(No offense to Idiots.)

Tagged with: Sticks and Stones

Last Minutes Rules: Deregulating Environmental Protection

Posted By sexylibrarian on Nov 20, 2008 at 7:02AM

***Public Post***

Passing last minute rules and regulations is nothing new from out going presidents. But Mr. Bush is doing all kinds of great things to deregulate environmental regulations that are already in place. Here are a couple of articles explaining what is going on. I am really disgusted by this.

http://www.guardian.co.uk/world/2008/nov/20/george-bush-conservation-cli...

http://www.time.com/time/health/article/0,8599,1856829,00.html?iid=fb_sh...

Shepard Fairey Obama Victory Poster!!!! NOW AVAILABLE!!

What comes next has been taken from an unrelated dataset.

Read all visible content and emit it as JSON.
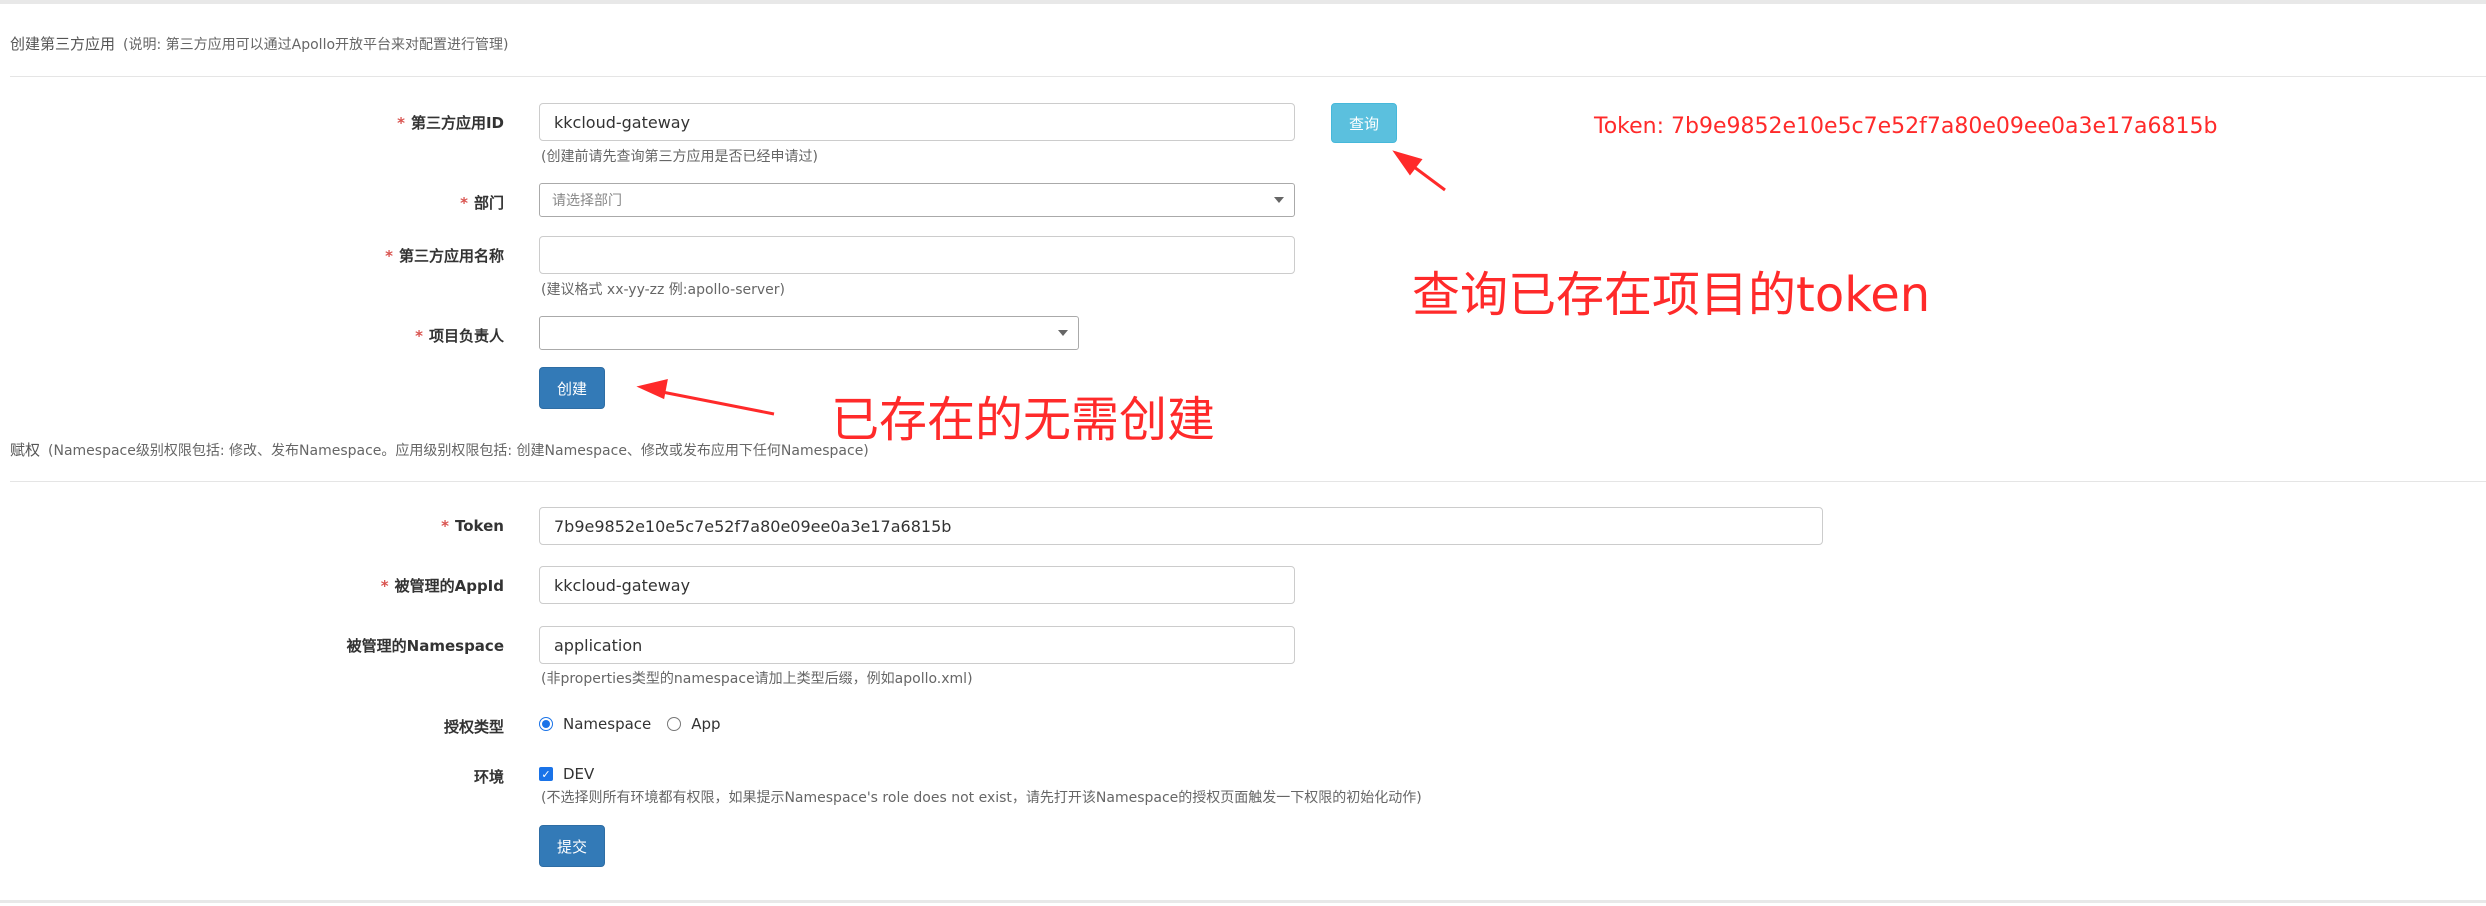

Posted By dreamsugar on Nov 10, 2008 at 1:13PM

Want an Obama Victory poster to celebrate our win? It's designed by Shepard Fairey, the artist who created the iconic HOPE poster.

I just got mine. Click this link to get your Obama Victory poster:

http://pol.moveon.org/shepposters/?id=-10532891-ZHRZ4tx

Thanks!

Bill Maher last night was more hysterical than ever!

Posted By Shiloh Jolie Pitt on Nov 8, 2008 at 12:57PM

The Farewell to Douchebags at around min. 6 cracked me up! :rotfl:

The New Obama Puppy - What should it be (cute puppy photos)

Posted By dreamsugar on Nov 8, 2008 at 8:28AM

Obama said it yesterday - the criteria for a new puppy is:
(1) The new puppy must be Hypo-allergenic
(2) They want a shelter dog (but they can also go to a breed specific rescue)

And look what I found!!!!
American Hairless Terrier

http://www.dogbreedinfo.com/americanhairlessterrier.htm

Basenji

http://www.dogbreedinfo.com/basenji.htm

Bichon Frise

http://www.dogbreedinfo.com/bichonfrise.htm

Bichon Yorkie

http://www.dogbreedinfo.com/bichonyorkie.htm

Border Terrier

http://www.dogbreedinfo.com/borderterrier.htm

Cairn Terrier

http://www.dogbreedinfo.com/cairnterrier.htm

West Highland White Terrier

http://www.dogbreedinfo.com/westhighland.htm

Wirehaired Fox Terrier

http://www.dogbreedinfo.com/wirefoxterrier.htm

Yorkshire Terrier Dream's FAV!!

http://www.dogbreedinfo.com/yorkshireterrier.htm

And more doggie breeds here:
http://www.dogbreedinfo.com/allergy.htm